[Data about app and page elements]
###

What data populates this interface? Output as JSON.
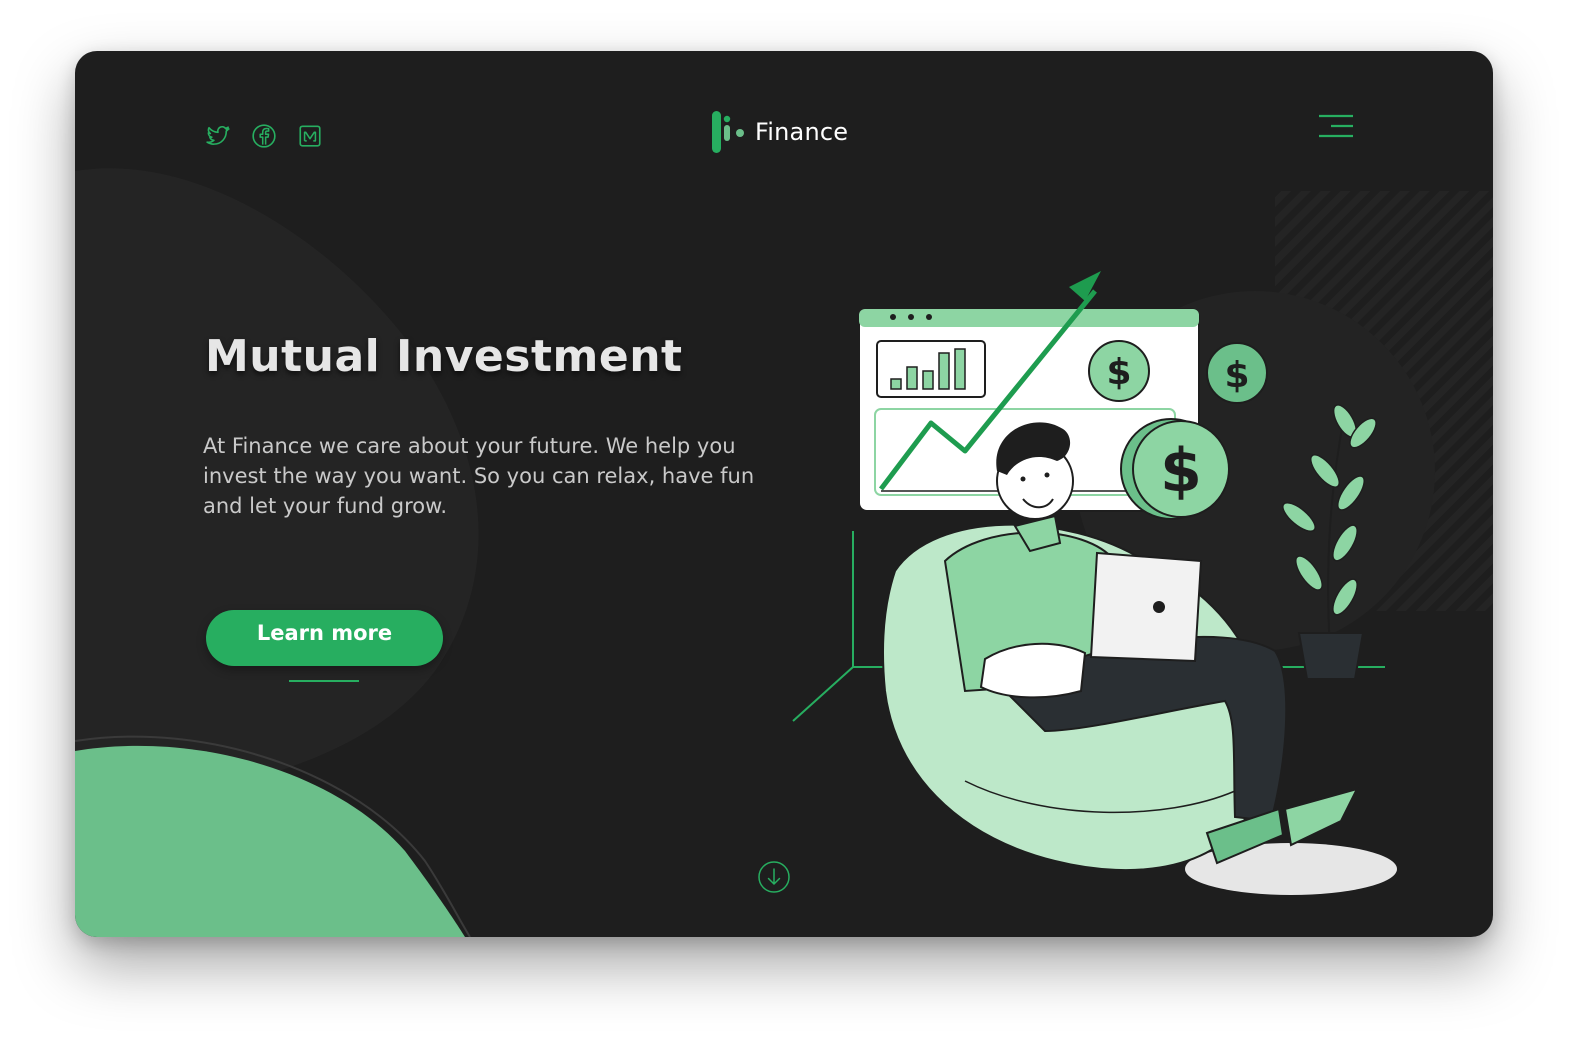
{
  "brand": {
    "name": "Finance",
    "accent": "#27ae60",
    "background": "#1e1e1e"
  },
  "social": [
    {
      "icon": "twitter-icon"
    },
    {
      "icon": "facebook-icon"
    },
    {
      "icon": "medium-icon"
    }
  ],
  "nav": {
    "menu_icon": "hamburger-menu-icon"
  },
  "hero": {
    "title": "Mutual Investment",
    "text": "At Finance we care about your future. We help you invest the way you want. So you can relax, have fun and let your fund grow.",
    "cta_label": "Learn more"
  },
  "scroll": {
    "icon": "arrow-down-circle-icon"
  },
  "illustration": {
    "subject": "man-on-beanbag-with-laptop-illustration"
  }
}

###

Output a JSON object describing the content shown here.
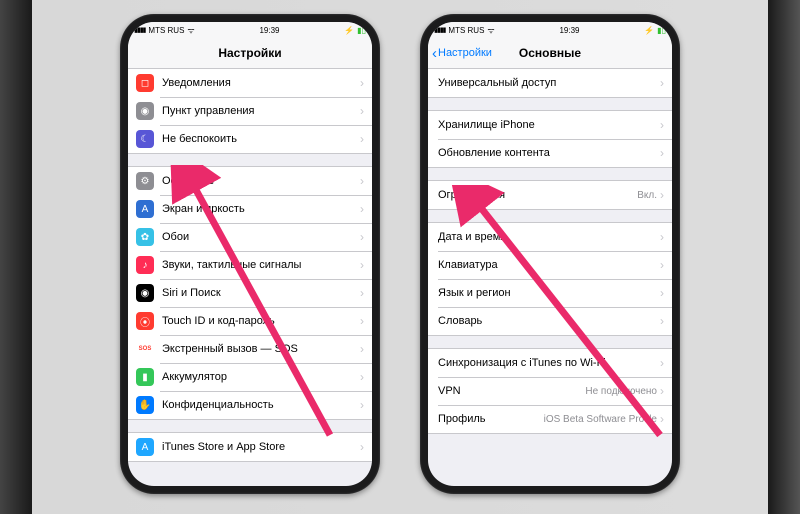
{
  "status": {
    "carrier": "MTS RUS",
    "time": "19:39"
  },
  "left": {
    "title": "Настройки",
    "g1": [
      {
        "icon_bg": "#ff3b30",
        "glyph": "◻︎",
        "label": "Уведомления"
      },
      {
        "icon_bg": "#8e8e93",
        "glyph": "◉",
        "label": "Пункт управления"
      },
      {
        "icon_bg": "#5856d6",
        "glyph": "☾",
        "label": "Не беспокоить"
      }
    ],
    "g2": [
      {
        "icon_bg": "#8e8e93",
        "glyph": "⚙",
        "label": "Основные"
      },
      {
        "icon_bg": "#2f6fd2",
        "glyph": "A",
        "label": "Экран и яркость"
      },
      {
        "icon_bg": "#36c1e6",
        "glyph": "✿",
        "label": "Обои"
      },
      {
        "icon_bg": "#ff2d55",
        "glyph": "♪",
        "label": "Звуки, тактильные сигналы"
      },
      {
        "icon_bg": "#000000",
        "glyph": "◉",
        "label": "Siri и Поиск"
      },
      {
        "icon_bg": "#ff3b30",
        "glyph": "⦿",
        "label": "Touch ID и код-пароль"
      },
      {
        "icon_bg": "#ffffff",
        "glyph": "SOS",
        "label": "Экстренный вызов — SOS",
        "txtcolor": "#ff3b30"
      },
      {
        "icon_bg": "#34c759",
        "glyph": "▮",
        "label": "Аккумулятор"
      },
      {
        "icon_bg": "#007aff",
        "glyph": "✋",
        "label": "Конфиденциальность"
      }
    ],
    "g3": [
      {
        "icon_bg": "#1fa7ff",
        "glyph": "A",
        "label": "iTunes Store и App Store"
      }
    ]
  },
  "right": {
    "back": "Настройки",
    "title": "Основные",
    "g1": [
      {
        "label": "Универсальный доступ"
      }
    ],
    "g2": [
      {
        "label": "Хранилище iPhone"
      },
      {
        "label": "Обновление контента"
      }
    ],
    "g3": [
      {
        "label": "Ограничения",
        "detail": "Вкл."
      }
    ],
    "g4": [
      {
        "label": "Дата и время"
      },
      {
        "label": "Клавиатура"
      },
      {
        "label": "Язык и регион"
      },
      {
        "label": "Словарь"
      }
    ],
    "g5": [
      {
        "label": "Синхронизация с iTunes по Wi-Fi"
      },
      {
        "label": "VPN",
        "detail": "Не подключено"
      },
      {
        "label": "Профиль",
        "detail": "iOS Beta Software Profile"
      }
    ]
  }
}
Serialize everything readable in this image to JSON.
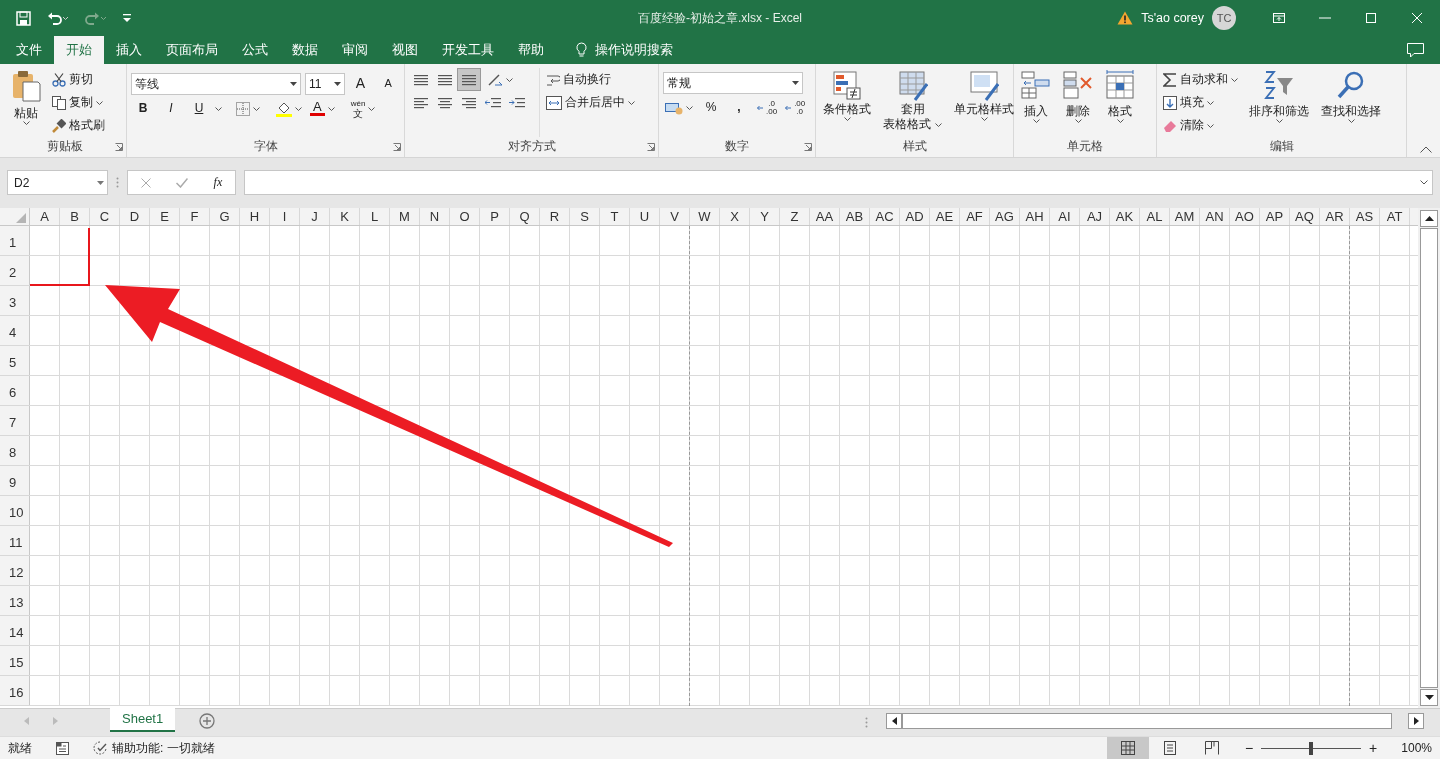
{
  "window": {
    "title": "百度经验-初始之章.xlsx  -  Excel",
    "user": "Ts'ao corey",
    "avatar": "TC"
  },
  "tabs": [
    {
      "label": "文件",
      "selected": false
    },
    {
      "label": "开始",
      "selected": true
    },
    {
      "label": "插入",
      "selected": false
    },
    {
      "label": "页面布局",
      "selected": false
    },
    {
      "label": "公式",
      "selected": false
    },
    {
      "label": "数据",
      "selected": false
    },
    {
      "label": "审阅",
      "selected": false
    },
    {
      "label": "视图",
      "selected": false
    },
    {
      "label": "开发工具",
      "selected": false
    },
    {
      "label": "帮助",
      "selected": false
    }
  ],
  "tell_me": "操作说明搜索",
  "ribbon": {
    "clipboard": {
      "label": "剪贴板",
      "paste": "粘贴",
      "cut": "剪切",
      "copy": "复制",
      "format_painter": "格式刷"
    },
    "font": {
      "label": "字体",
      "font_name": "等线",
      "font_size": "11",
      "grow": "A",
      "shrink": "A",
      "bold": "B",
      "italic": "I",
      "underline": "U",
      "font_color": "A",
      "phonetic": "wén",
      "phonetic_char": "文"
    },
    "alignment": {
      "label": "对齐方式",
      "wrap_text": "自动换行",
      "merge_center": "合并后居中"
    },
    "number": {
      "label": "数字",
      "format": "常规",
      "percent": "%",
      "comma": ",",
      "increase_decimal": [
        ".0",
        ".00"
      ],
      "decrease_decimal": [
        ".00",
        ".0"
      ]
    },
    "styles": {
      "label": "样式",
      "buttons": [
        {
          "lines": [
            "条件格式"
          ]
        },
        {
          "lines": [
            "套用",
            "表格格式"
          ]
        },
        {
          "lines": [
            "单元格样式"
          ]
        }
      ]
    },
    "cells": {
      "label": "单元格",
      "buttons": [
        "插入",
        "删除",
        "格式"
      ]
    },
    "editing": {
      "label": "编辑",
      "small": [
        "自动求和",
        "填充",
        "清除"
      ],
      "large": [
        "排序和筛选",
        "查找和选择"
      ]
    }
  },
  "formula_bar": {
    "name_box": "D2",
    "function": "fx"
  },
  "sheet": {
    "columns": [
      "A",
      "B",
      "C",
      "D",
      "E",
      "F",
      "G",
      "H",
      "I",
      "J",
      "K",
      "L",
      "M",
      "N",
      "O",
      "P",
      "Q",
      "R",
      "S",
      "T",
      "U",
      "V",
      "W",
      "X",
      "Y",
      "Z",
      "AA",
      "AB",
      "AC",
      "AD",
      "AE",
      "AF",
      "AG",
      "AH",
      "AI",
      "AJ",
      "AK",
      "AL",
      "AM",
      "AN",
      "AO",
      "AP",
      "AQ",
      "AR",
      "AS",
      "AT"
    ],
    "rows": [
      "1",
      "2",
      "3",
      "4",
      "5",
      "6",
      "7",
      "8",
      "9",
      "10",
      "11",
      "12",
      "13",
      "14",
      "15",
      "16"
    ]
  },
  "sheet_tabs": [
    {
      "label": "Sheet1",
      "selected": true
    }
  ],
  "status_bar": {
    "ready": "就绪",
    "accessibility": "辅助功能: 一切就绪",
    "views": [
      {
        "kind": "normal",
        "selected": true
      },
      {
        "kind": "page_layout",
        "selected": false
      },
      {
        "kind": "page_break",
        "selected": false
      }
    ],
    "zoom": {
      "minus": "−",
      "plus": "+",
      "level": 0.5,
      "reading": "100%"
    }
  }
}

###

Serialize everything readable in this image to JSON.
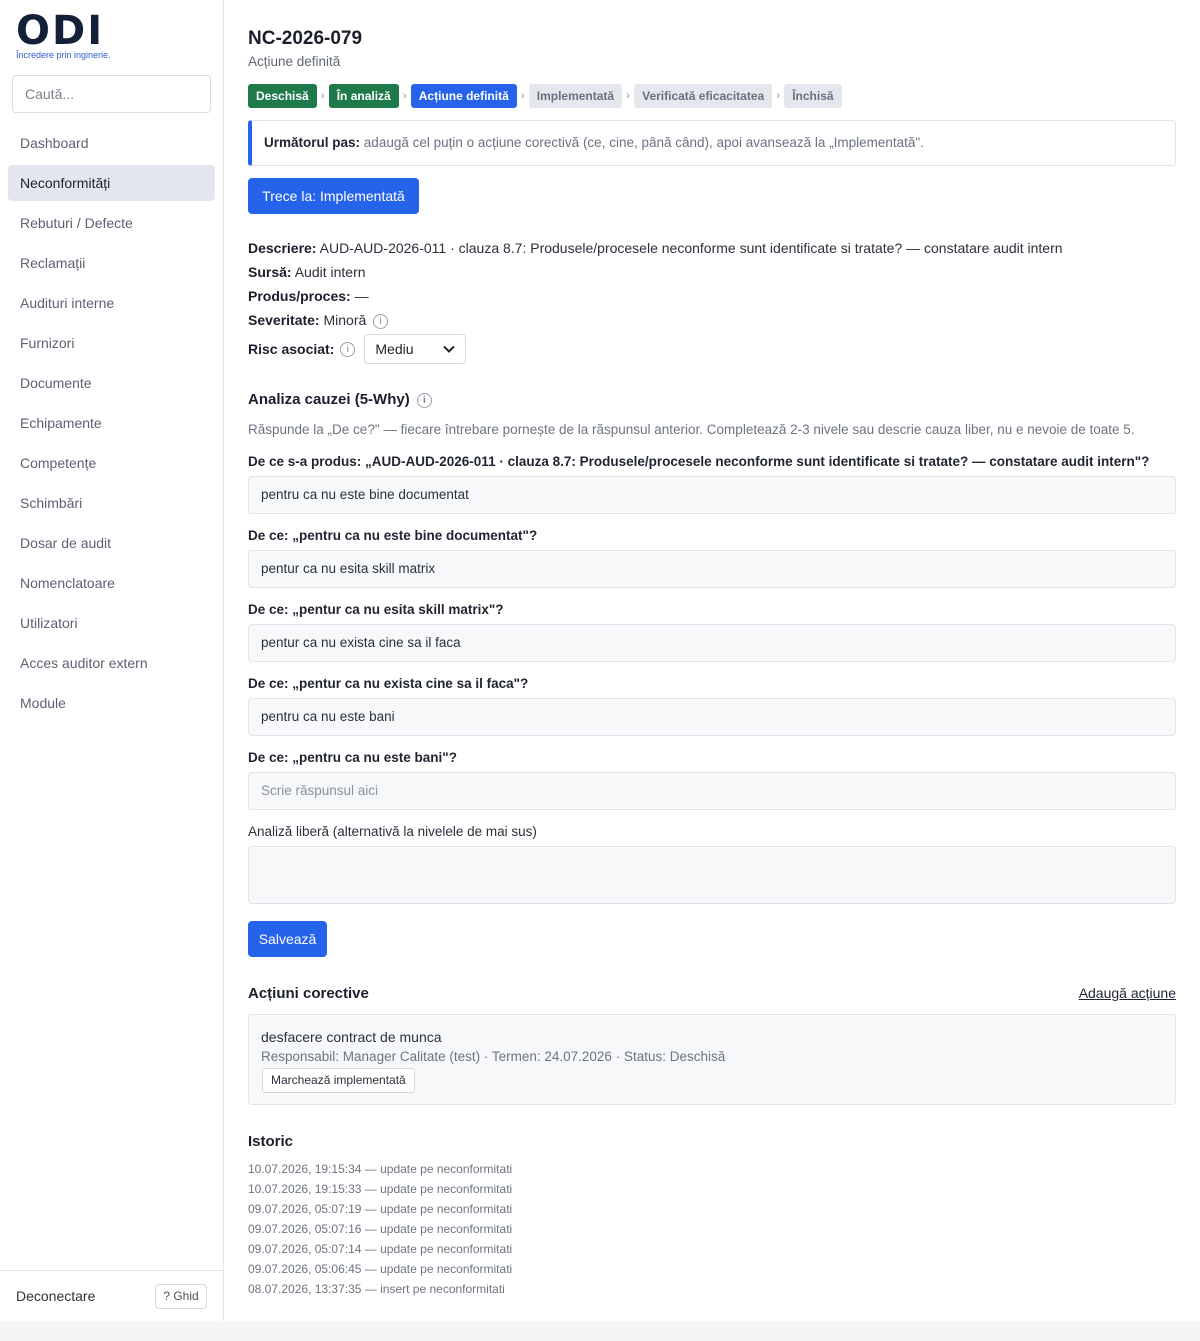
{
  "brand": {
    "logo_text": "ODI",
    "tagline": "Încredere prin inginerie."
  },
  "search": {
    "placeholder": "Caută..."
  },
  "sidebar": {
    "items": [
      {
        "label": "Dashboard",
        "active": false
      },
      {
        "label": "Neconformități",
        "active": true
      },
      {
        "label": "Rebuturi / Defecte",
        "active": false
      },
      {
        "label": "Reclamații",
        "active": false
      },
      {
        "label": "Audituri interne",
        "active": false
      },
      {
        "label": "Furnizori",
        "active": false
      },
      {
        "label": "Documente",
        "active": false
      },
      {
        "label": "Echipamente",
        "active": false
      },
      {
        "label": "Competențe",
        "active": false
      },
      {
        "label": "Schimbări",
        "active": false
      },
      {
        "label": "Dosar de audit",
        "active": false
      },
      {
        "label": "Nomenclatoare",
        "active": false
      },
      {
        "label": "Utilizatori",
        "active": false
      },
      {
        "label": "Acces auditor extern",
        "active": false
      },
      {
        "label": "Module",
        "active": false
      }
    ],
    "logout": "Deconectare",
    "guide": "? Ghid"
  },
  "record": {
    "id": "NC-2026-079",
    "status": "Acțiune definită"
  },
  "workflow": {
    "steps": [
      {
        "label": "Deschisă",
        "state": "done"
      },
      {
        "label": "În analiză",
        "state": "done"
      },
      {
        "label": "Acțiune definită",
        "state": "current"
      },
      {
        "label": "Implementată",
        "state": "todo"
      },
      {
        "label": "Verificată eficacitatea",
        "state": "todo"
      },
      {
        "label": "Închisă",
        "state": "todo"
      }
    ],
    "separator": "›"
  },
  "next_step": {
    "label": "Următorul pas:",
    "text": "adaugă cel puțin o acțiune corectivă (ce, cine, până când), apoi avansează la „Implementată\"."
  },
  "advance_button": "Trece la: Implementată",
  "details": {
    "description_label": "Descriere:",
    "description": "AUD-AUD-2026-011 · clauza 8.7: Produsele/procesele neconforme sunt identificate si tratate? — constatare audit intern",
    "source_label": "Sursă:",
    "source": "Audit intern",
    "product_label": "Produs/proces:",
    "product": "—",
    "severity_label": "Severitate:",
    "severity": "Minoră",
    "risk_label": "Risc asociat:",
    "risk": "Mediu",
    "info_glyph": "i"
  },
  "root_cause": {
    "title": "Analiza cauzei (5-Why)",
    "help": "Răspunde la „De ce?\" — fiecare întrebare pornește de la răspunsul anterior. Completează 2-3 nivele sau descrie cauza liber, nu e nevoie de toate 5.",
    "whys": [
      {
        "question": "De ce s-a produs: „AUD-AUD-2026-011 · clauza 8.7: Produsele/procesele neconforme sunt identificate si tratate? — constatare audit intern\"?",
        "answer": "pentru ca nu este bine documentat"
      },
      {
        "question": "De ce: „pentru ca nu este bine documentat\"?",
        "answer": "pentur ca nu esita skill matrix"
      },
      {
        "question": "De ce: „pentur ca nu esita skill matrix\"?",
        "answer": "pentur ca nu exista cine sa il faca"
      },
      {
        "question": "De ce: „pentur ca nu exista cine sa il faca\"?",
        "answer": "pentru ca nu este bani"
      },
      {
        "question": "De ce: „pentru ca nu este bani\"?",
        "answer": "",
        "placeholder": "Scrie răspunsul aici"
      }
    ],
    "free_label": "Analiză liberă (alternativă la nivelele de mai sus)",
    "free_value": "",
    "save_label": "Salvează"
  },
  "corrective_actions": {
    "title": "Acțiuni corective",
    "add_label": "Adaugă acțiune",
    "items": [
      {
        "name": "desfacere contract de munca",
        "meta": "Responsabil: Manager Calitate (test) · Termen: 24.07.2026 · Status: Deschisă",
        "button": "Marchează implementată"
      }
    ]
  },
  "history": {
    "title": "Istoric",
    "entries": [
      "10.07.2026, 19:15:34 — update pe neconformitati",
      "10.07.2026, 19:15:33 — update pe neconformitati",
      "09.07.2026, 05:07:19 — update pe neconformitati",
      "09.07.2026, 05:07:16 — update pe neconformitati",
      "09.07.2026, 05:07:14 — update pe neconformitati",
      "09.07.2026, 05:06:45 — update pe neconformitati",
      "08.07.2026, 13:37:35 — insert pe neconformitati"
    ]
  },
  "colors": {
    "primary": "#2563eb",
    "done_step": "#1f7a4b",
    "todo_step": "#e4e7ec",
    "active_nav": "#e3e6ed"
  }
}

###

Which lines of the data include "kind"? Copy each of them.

• [RESULT OF THE EXERCISE]:
        "kind": "normal",
        "kind": "page_layout",
        "kind": "page_break",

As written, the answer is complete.